Laughter still the best medicine
Depressing times need innovative ways to cope
WITH RECESSION MISERIES rocking the corporate world and stress levels soaring among corporate bigwigs, a little bit of laughter is perhaps what’s needed for a change. Experiential studies show that laughter – whether faked or real – reduces depression while enhancing staff morale in the workforce.
For example, a study on workplace laughter (without humour) by Beckman, Regier and Young, published in the Journal of Primary Prevention (United States) sought to measure the effects of purposeful aerobic laughter on employees’ sense of efficacy in the workplace. Purposeful laughter is defined as experiential laughter achieved without any joke told or comic act performed.
Martin Combrinck, a certified yoga professional and trainer – whose Laughter4Africa conducts laughter sessions for corporate organisations – says sessions are premised on fake laughter, which then develops into real laughing. “The body doesn’t know the difference between fake and real laughter,” he says.
That may sound paradoxical if exercise is your curse.

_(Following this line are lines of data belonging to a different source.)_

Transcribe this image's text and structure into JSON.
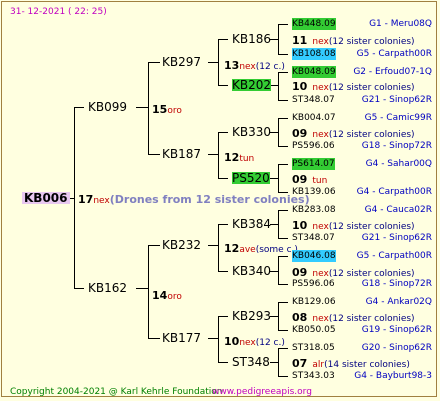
{
  "header": {
    "date": "31- 12-2021 ( 22: 25)"
  },
  "footer": {
    "copyright": "Copyright 2004-2021 @ Karl Kehrle Foundation",
    "site": "www.pedigreeapis.org"
  },
  "root": {
    "id": "KB006",
    "num": "17",
    "place": "nex",
    "note": "(Drones from 12 sister colonies)"
  },
  "gen1": [
    {
      "id": "KB099",
      "num": "15",
      "place": "oro"
    },
    {
      "id": "KB162",
      "num": "14",
      "place": "oro"
    }
  ],
  "gen2": [
    {
      "id": "KB297",
      "num": "13",
      "place": "nex",
      "note": "(12 c.)"
    },
    {
      "id": "KB187",
      "num": "12",
      "place": "tun",
      "note": ""
    },
    {
      "id": "KB232",
      "num": "12",
      "place": "ave",
      "note": "(some c.)"
    },
    {
      "id": "KB177",
      "num": "10",
      "place": "nex",
      "note": "(12 c.)"
    }
  ],
  "gen3": [
    {
      "id": "KB186",
      "num": "11",
      "place": "nex",
      "note": "(12 sister colonies)"
    },
    {
      "id": "KB202",
      "num": "10",
      "place": "nex",
      "note": "(12 sister colonies)"
    },
    {
      "id": "KB330",
      "num": "09",
      "place": "nex",
      "note": "(12 sister colonies)"
    },
    {
      "id": "PS520",
      "num": "09",
      "place": "tun",
      "note": ""
    },
    {
      "id": "KB384",
      "num": "10",
      "place": "nex",
      "note": "(12 sister colonies)"
    },
    {
      "id": "KB340",
      "num": "09",
      "place": "nex",
      "note": "(12 sister colonies)"
    },
    {
      "id": "KB293",
      "num": "08",
      "place": "nex",
      "note": "(12 sister colonies)"
    },
    {
      "id": "ST348",
      "num": "07",
      "place": "alr",
      "note": "(14 sister colonies)"
    }
  ],
  "gen4": [
    {
      "id": "KB448.09",
      "loc": "G1 - Meru08Q"
    },
    {
      "id": "KB108.08",
      "loc": "G5 - Carpath00R"
    },
    {
      "id": "KB048.09",
      "loc": "G2 - Erfoud07-1Q"
    },
    {
      "id": "ST348.07",
      "loc": "G21 - Sinop62R"
    },
    {
      "id": "KB004.07",
      "loc": "G5 - Camic99R"
    },
    {
      "id": "PS596.06",
      "loc": "G18 - Sinop72R"
    },
    {
      "id": "PS614.07",
      "loc": "G4 - Sahar00Q"
    },
    {
      "id": "KB139.06",
      "loc": "G4 - Carpath00R"
    },
    {
      "id": "KB283.08",
      "loc": "G4 - Cauca02R"
    },
    {
      "id": "ST348.07",
      "loc": "G21 - Sinop62R"
    },
    {
      "id": "KB046.08",
      "loc": "G5 - Carpath00R"
    },
    {
      "id": "PS596.06",
      "loc": "G18 - Sinop72R"
    },
    {
      "id": "KB129.06",
      "loc": "G4 - Ankar02Q"
    },
    {
      "id": "KB050.05",
      "loc": "G19 - Sinop62R"
    },
    {
      "id": "ST318.05",
      "loc": "G20 - Sinop62R"
    },
    {
      "id": "ST343.03",
      "loc": "G4 - Bayburt98-3"
    }
  ]
}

After all, whoever thought laughter should involve physical effort? But it seems stimulated laughter works just as effectively as spontaneous cackles. If there was any doubt here’s what the Beckman, Regier and Young study found: “Employees demonstrated a significant increase in several different aspects of self-efficacy, including self-regulation, optimism, positive emotions and social identification and maintained these gains at follow-ups.”
That complements our common psychological understanding that laughter eases tension and reduces high blood pressure while pumping more oxygen into the brain, thereby enhancing mental activity. “It makes you feel lighter and that you can cope with life,” Combrinck says.
For corporates struggling to whip up confidence levels among employees, that’s strong medicine. Certainly, tough times require volumes of energy in the workforce to cope with the daily grind.
Combrinck says it’s a perfect antidote to the doom and gloom afflicting embattled corporates. Indeed, if (as economists say) the downturn is a “temporal problem”, laughter is surely a perfect temporal solution to coping in current times?
In India – where the laughter yoga concept originates – studies have confirmed the efficacy of laughter in increasing creativity levels among employees of distressed company branches, such as information and communication technology divisions, says Combrinck.
He says the concept is now gaining popularity in SA, where several major corporate organisations – including Pick n Pay, FNB, Metropolitan, Kumba Iron Ore, Old Mutual, Virgin Money and Quest Personnel – have hired the services of Laughter4Africa.
Pick n Pay’s Bronwen Rohland says the group has used laughter yoga three times over the past couple of months as part of a wider stress management strategy for employees and team building in the company. “Pick n Pay realises personal fitness encompasses both physical as well as mental health,” she says.
“The response from employees has been very positive and is still a talking point and reminder when situations are tough and stressful. The team-building that takes place during the process has really brought individuals closer together and created a happier work space.”
Furthermore, Rohland notes there’s a definite correlation between having positive people in your work environment and higher levels of energy and productivity as the laughter yoga creates an opportunity to release workplace stress and has the ability to bring about powerful positive physiological changes to employees.
There you go: more interesting ways to enhance productivity. You’ll never know if it works until you’ve tried it.
The perfect antidote to doom and gloom. Martin Combrinck